When it comes to favorite fall flowers, mums and pansies are traditionally the stars of the cooler weather garden.
But violas, the less flashy, more petite cousins of the pansy, provide a greater number of blooms per plant atop trim stems and pack an impressively thick swath of color in whatever corner garden section they grace.
Proving again that size alone is no indicator of strength, the more diminutive violas are, in fact, the hardier of the two specimens when it comes to chilly weather toughness and heat tolerance.
This often-unsung sweetheart of the autumn landscape is worth looking into.
But be prepared – asking for information using the word “viola,” especially typing the word into a search engine, can lead you down a long and winding (though lovely and enlightening) garden path.
Viola is the genus name covering 500 varietals including violet, pansy (Viola x Wittrockiana), panola, and the bedding plants called Viola, hybrids developed from crossing Viola cornuto (horned or tufted violet) with other species, which are found at the garden center.
The family grouping also encompasses native wild violets that bring charm to woodlands and sometimes headaches to carefully manicured lawns.
Though “new and improved,” the current crop of modern viola has in its historical lineage the heralded heirloom perennial Sweet Violet, Viola odorata.
Johnny-Jump-Ups, the most recognized “grandma grown” violas, known also by the names Viola Tricolor and heartseace, are descendants of a smaller species of pansy that once grew wild.
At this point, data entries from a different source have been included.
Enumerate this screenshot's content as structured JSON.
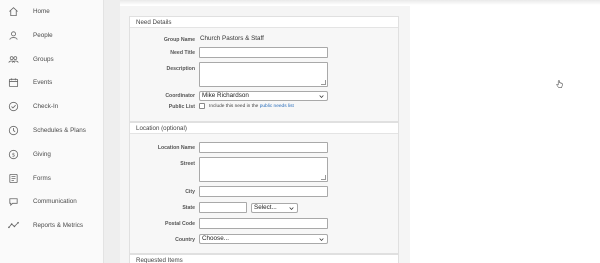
{
  "sidebar": {
    "items": [
      {
        "label": "Home",
        "icon": "home-icon"
      },
      {
        "label": "People",
        "icon": "person-icon"
      },
      {
        "label": "Groups",
        "icon": "groups-icon"
      },
      {
        "label": "Events",
        "icon": "calendar-icon"
      },
      {
        "label": "Check-In",
        "icon": "check-circle-icon"
      },
      {
        "label": "Schedules & Plans",
        "icon": "clock-icon"
      },
      {
        "label": "Giving",
        "icon": "dollar-icon"
      },
      {
        "label": "Forms",
        "icon": "forms-icon"
      },
      {
        "label": "Communication",
        "icon": "chat-icon"
      },
      {
        "label": "Reports & Metrics",
        "icon": "metrics-icon"
      }
    ]
  },
  "need_details": {
    "header": "Need Details",
    "group_name_label": "Group Name",
    "group_name_value": "Church Pastors & Staff",
    "need_title_label": "Need Title",
    "need_title_value": "",
    "description_label": "Description",
    "description_value": "",
    "coordinator_label": "Coordinator",
    "coordinator_value": "Mike Richardson",
    "public_list_label": "Public List",
    "public_list_text": "Include this need in the",
    "public_list_link": "public needs list"
  },
  "location": {
    "header": "Location (optional)",
    "location_name_label": "Location Name",
    "street_label": "Street",
    "city_label": "City",
    "state_label": "State",
    "state_select": "Select...",
    "postal_code_label": "Postal Code",
    "country_label": "Country",
    "country_select": "Choose..."
  },
  "requested_items": {
    "header": "Requested Items"
  },
  "colors": {
    "link": "#2a6ebb",
    "sidebar_bg": "#fafafa",
    "panel_bg": "#f7f7f7"
  }
}
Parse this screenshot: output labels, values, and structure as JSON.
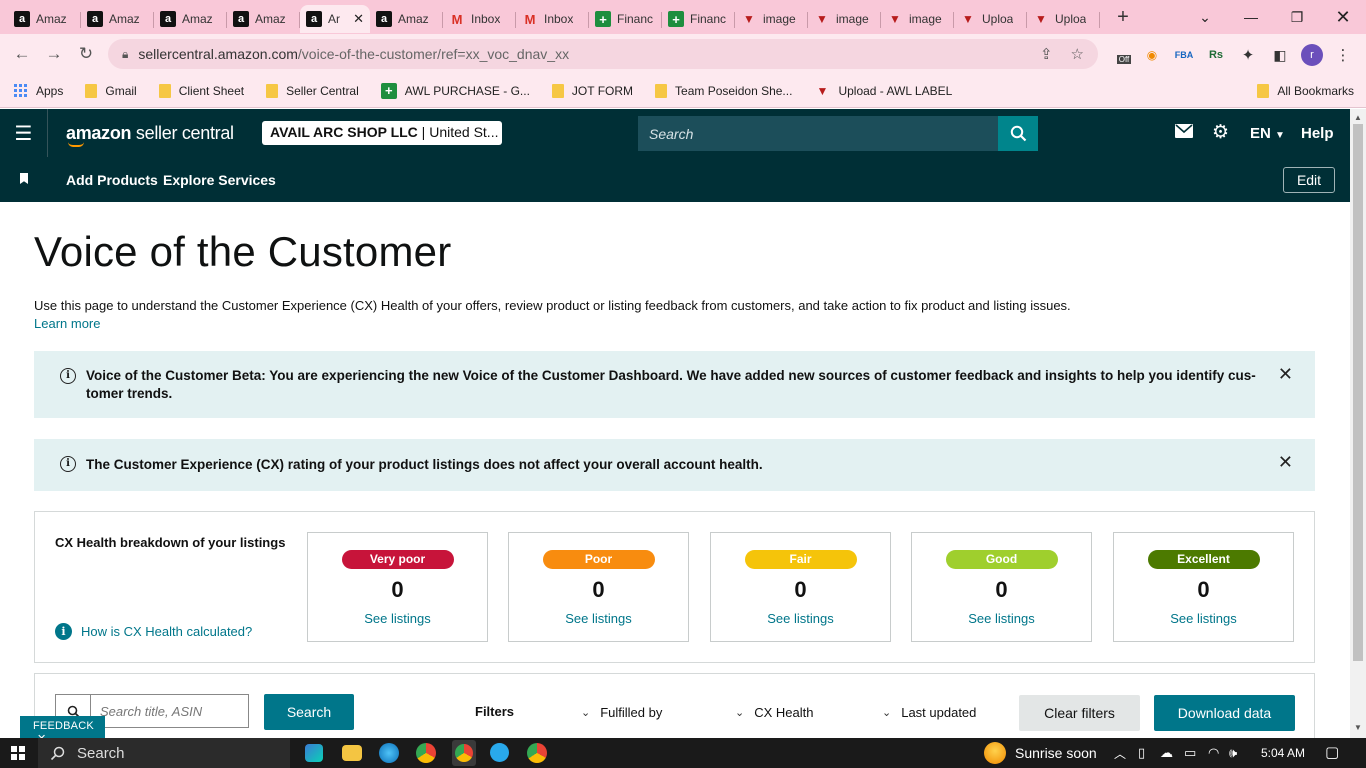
{
  "browser": {
    "tabs": [
      {
        "label": "Amaz",
        "icon": "amazon-icon"
      },
      {
        "label": "Amaz",
        "icon": "amazon-icon"
      },
      {
        "label": "Amaz",
        "icon": "amazon-icon"
      },
      {
        "label": "Amaz",
        "icon": "amazon-icon"
      },
      {
        "label": "Ar",
        "icon": "amazon-icon",
        "active": true
      },
      {
        "label": "Amaz",
        "icon": "amazon-icon"
      },
      {
        "label": "Inbox",
        "icon": "gmail-icon"
      },
      {
        "label": "Inbox",
        "icon": "gmail-icon"
      },
      {
        "label": "Financ",
        "icon": "sheets-icon"
      },
      {
        "label": "Financ",
        "icon": "sheets-icon"
      },
      {
        "label": "image",
        "icon": "triangle-app-icon"
      },
      {
        "label": "image",
        "icon": "triangle-app-icon"
      },
      {
        "label": "image",
        "icon": "triangle-app-icon"
      },
      {
        "label": "Uploa",
        "icon": "triangle-app-icon"
      },
      {
        "label": "Uploa",
        "icon": "triangle-app-icon"
      }
    ],
    "url_host": "sellercentral.amazon.com",
    "url_path": "/voice-of-the-customer/ref=xx_voc_dnav_xx",
    "bookmarks": [
      {
        "label": "Apps",
        "icon": "apps-grid-icon"
      },
      {
        "label": "Gmail",
        "icon": "folder-icon"
      },
      {
        "label": "Client Sheet",
        "icon": "folder-icon"
      },
      {
        "label": "Seller Central",
        "icon": "folder-icon"
      },
      {
        "label": "AWL PURCHASE - G...",
        "icon": "sheets-icon"
      },
      {
        "label": "JOT FORM",
        "icon": "folder-icon"
      },
      {
        "label": "Team Poseidon She...",
        "icon": "folder-icon"
      },
      {
        "label": "Upload - AWL LABEL",
        "icon": "triangle-app-icon"
      }
    ],
    "all_bookmarks": "All Bookmarks",
    "extension_off_badge": "Off",
    "profile_initial": "r"
  },
  "header": {
    "logo_bold": "amazon",
    "logo_light": " seller central",
    "account_name": "AVAIL ARC SHOP LLC",
    "account_region": " | United St...",
    "search_placeholder": "Search",
    "language": "EN",
    "help": "Help"
  },
  "nav": {
    "add_products": "Add Products",
    "explore_services": "Explore Services",
    "edit": "Edit"
  },
  "page": {
    "title": "Voice of the Customer",
    "description": "Use this page to understand the Customer Experience (CX) Health of your offers, review product or listing feedback from customers, and take action to fix product and listing issues.",
    "learn_more": "Learn more",
    "alert_beta": "Voice of the Customer Beta: You are experiencing the new Voice of the Customer Dashboard. We have added new sources of customer feedback and insights to help you identify cus- tomer trends.",
    "alert_rating": "The Customer Experience (CX) rating of your product listings does not affect your overall account health."
  },
  "cx": {
    "title": "CX Health breakdown of your listings",
    "help_link": "How is CX Health calculated?",
    "tiles": [
      {
        "label": "Very poor",
        "count": "0",
        "link": "See listings",
        "color": "#c7143a"
      },
      {
        "label": "Poor",
        "count": "0",
        "link": "See listings",
        "color": "#f88c0f"
      },
      {
        "label": "Fair",
        "count": "0",
        "link": "See listings",
        "color": "#f5c40a"
      },
      {
        "label": "Good",
        "count": "0",
        "link": "See listings",
        "color": "#9fcf2d"
      },
      {
        "label": "Excellent",
        "count": "0",
        "link": "See listings",
        "color": "#4c7a00"
      }
    ]
  },
  "filters": {
    "search_placeholder": "Search title, ASIN",
    "search_button": "Search",
    "label": "Filters",
    "fulfilled_by": "Fulfilled by",
    "cx_health": "CX Health",
    "last_updated": "Last updated",
    "clear": "Clear filters",
    "download": "Download data"
  },
  "feedback": "FEEDBACK",
  "taskbar": {
    "search": "Search",
    "weather": "Sunrise soon",
    "time": "5:04 AM"
  }
}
For that reason, all pansies technically are violas, yet violas are not inevitably pansies.
Pansy blooms are characteristically 2 1/2 inches wide often with splotches of color resembling faces, while violas are frequently described as closer to nickel-sized, adorned with wisps of fine lines or “whiskers.”
The hybrid Patiola series viola mixes the large pansy sized flowers with viola’s hardiness.
Other hybrid “series” include the also larger blossomed ‘Sorbet’ (according to Louisiana State University, which declared them an exceptionally cold hardy “super plant”), “Penny,” “Jewel” “‘Gemini” and “Princess.”
If you struggle telling the two apart, garden gurus say that flowers with four petals pointing up and just one down indicate a pansy, while flowers with two petals pointing up and three pointing down signify viola.
There is also ongoing debate over whether violas are annuals or perennials. The Burpee company categorizes them as perennial, but also recognizes that gardeners often treat them as annuals, replanting in the fall after extreme summer heat causes them to fade. (By consistently deadheading blooms and trimming leggy stems, especially during the hot months, can help preserve them for coming back as the season transitions to fall.) But horticultural literature has traditionally referred to them as cold hardy annuals.
Remember those wild violets invading your tidy grassy expanse? Violas, too, are self-seeders and can spread and sow in unexpected places. A blanket of snow will tide them over until early spring arrives.
This free ranging style has led some gardening experts to recommend container plantings, even window boxes, over beds, borders and edgings, as a tidier way to enjoy their charm.
With fresh viola blooms in your fall garden, these edible herbals can also provide attractive and tasty garnish to crisp salads and enchanting adornment to cookies, cupcakes and other baking season goodies.